[Items from an interface collection]
⟨

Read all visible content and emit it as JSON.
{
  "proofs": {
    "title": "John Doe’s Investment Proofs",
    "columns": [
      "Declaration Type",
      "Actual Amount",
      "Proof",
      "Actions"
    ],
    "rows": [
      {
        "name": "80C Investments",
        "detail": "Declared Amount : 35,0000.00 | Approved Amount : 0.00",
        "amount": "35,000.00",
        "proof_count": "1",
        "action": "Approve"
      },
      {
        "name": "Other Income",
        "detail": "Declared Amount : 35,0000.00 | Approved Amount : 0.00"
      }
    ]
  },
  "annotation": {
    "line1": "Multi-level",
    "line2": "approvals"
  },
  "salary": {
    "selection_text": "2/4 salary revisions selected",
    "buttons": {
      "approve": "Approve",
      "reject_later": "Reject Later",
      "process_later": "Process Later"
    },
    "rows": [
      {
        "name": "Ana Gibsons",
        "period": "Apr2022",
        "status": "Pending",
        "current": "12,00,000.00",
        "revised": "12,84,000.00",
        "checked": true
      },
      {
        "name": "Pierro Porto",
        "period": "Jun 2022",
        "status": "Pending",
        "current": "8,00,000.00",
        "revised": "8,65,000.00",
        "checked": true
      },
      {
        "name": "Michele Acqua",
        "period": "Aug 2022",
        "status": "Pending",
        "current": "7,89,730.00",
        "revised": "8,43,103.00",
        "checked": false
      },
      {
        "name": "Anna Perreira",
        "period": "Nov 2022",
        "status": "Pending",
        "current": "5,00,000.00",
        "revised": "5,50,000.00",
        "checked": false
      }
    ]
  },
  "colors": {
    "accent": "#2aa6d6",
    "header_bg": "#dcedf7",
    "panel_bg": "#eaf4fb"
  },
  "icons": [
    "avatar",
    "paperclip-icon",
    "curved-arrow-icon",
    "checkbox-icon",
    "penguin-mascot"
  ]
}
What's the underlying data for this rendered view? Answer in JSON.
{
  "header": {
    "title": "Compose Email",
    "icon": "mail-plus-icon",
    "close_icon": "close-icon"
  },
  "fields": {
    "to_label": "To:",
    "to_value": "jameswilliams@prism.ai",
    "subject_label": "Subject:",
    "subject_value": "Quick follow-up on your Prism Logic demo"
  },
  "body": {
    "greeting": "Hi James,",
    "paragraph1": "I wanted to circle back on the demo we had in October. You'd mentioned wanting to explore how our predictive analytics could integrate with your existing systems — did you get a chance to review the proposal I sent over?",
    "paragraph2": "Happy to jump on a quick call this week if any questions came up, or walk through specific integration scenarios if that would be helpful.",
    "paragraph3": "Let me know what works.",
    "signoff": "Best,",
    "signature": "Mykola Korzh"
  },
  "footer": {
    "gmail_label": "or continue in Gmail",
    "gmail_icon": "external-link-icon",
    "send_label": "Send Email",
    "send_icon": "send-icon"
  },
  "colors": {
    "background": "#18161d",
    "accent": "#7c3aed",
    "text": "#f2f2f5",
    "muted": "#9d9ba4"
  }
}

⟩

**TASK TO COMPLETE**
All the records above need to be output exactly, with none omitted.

**WRITTEN ANSWER**
Read all visible content and emit it as JSON.
{
  "proofs": {
    "title": "John Doe’s Investment Proofs",
    "columns": [
      "Declaration Type",
      "Actual Amount",
      "Proof",
      "Actions"
    ],
    "rows": [
      {
        "name": "80C Investments",
        "detail": "Declared Amount : 35,0000.00 | Approved Amount : 0.00",
        "amount": "35,000.00",
        "proof_count": "1",
        "action": "Approve"
      },
      {
        "name": "Other Income",
        "detail": "Declared Amount : 35,0000.00 | Approved Amount : 0.00"
      }
    ]
  },
  "annotation": {
    "line1": "Multi-level",
    "line2": "approvals"
  },
  "salary": {
    "selection_text": "2/4 salary revisions selected",
    "buttons": {
      "approve": "Approve",
      "reject_later": "Reject Later",
      "process_later": "Process Later"
    },
    "rows": [
      {
        "name": "Ana Gibsons",
        "period": "Apr2022",
        "status": "Pending",
        "current": "12,00,000.00",
        "revised": "12,84,000.00",
        "checked": true
      },
      {
        "name": "Pierro Porto",
        "period": "Jun 2022",
        "status": "Pending",
        "current": "8,00,000.00",
        "revised": "8,65,000.00",
        "checked": true
      },
      {
        "name": "Michele Acqua",
        "period": "Aug 2022",
        "status": "Pending",
        "current": "7,89,730.00",
        "revised": "8,43,103.00",
        "checked": false
      },
      {
        "name": "Anna Perreira",
        "period": "Nov 2022",
        "status": "Pending",
        "current": "5,00,000.00",
        "revised": "5,50,000.00",
        "checked": false
      }
    ]
  },
  "colors": {
    "accent": "#2aa6d6",
    "header_bg": "#dcedf7",
    "panel_bg": "#eaf4fb"
  },
  "icons": [
    "avatar",
    "paperclip-icon",
    "curved-arrow-icon",
    "checkbox-icon",
    "penguin-mascot"
  ]
}
What's the underlying data for this rendered view? Answer in JSON.
{
  "header": {
    "title": "Compose Email",
    "icon": "mail-plus-icon",
    "close_icon": "close-icon"
  },
  "fields": {
    "to_label": "To:",
    "to_value": "jameswilliams@prism.ai",
    "subject_label": "Subject:",
    "subject_value": "Quick follow-up on your Prism Logic demo"
  },
  "body": {
    "greeting": "Hi James,",
    "paragraph1": "I wanted to circle back on the demo we had in October. You'd mentioned wanting to explore how our predictive analytics could integrate with your existing systems — did you get a chance to review the proposal I sent over?",
    "paragraph2": "Happy to jump on a quick call this week if any questions came up, or walk through specific integration scenarios if that would be helpful.",
    "paragraph3": "Let me know what works.",
    "signoff": "Best,",
    "signature": "Mykola Korzh"
  },
  "footer": {
    "gmail_label": "or continue in Gmail",
    "gmail_icon": "external-link-icon",
    "send_label": "Send Email",
    "send_icon": "send-icon"
  },
  "colors": {
    "background": "#18161d",
    "accent": "#7c3aed",
    "text": "#f2f2f5",
    "muted": "#9d9ba4"
  }
}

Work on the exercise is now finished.